Why should I expect to live in a good world if I am a bad man?

Ah, the expectation that our acts are judged objectively by some higher being or some kind of balance, in an attempt to justify good acts. This is projecting human morals on a world that doesn't follow nor know morals.

It also raises another issue (all of the following being purely hypothetic): even assuming we were created neutral (this being the only "fair" assumption in aspect of judgement), all our following acts are still influenced by "good" or "bad" morals that we've been taught. So is it fair to reward some and punish others, over a mere choice that we couldn't possibly comprehend yet were forced to make?

 

Posted Jan 13, '13 at 5:08pm

EmperorPalpatine

EmperorPalpatine

4,970 posts

Why should I expect to live in a good world if I am a bad man?

By what measure are 'good' and 'bad' being judged?

 

Posted Jan 14, '13 at 1:21am

Masterforger

Masterforger

1,633 posts

By what measure are 'good' and 'bad' being judged?

Good meaning peaceful and prosperous, a bad person meaning a thief, a murderer, etc. Anything bad by either religious or moral standing.

 

Posted Jan 14, '13 at 2:11am
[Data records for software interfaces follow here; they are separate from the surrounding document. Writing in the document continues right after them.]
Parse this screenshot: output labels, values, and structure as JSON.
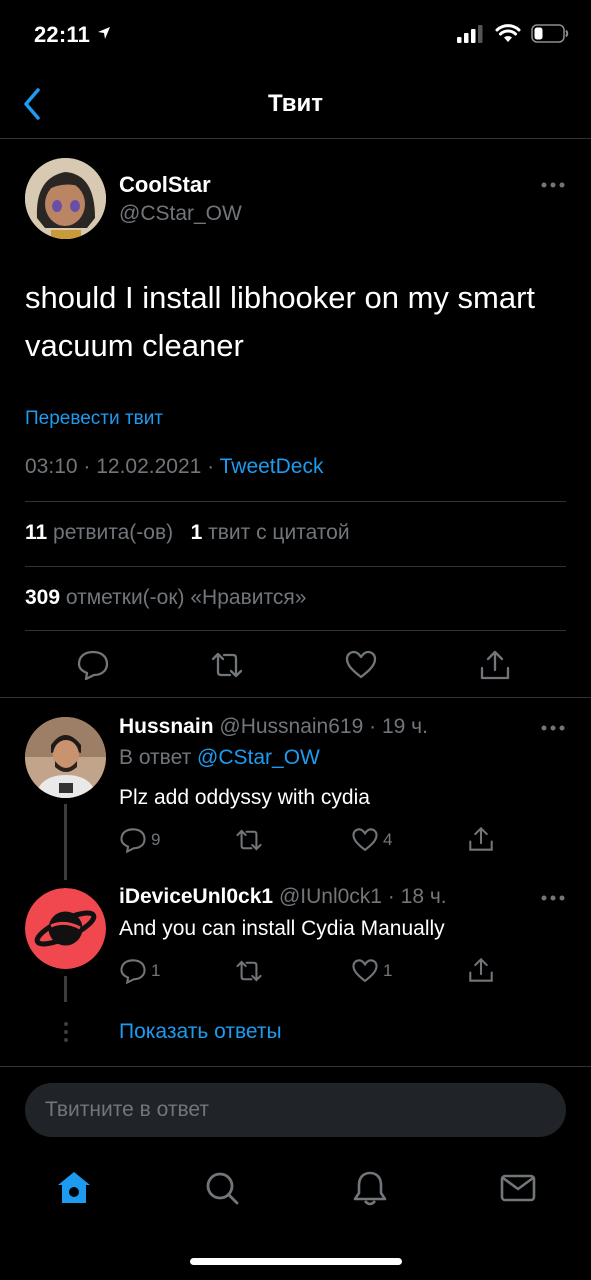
{
  "status_bar": {
    "time": "22:11"
  },
  "nav": {
    "title": "Твит"
  },
  "tweet": {
    "author_name": "CoolStar",
    "author_handle": "@CStar_OW",
    "text": "should I install libhooker on my smart vacuum cleaner",
    "translate": "Перевести твит",
    "timestamp": "03:10 · 12.02.2021 · ",
    "source": "TweetDeck",
    "retweets_count": "11",
    "retweets_label": "ретвита(-ов)",
    "quotes_count": "1",
    "quotes_label": "твит с цитатой",
    "likes_count": "309",
    "likes_label": "отметки(-ок) «Нравится»"
  },
  "replies": [
    {
      "author_name": "Hussnain",
      "meta": "@Hussnain619 · 19 ч.",
      "reply_to_label": "В ответ",
      "reply_to_handle": "@CStar_OW",
      "text": "Plz add oddyssy with cydia",
      "reply_count": "9",
      "like_count": "4"
    },
    {
      "author_name": "iDeviceUnl0ck1",
      "meta": "@IUnl0ck1 · 18 ч.",
      "text": "And you can install Cydia Manually",
      "reply_count": "1",
      "like_count": "1"
    }
  ],
  "show_replies": "Показать ответы",
  "reply_input": {
    "placeholder": "Твитните в ответ"
  },
  "colors": {
    "accent": "#1d9bf0",
    "secondary_text": "#71767b",
    "background": "#000000"
  },
  "icons": [
    "location-arrow-icon",
    "signal-icon",
    "wifi-icon",
    "battery-icon",
    "back-chevron-icon",
    "more-icon",
    "reply-icon",
    "retweet-icon",
    "like-icon",
    "share-icon",
    "home-icon",
    "search-icon",
    "notifications-icon",
    "messages-icon"
  ]
}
EmperorPalpatine

EmperorPalpatine

4,970 posts

Anything bad by either religious or moral standing.

There are a lot of things that are considered 'bad', even in a single religion, let alone any (ex: some follow the 600+ laws in the bible and breaking any of them is considered sin/bad). Then there's motives and such (ex: stealing out of desperation or working on the Sabbath to feed a family).

 

Posted Jan 14, '13 at 2:38am

Masterforger

Masterforger

1,633 posts

I am not one of the folk who wrote the bible,but I do know what is right and wrong from my own standing, i.e. murder being a no-no, stealing for survival being justifiable.

 
Reply to Biblical Morality (or Religious Morality)

You must be logged in to post a reply!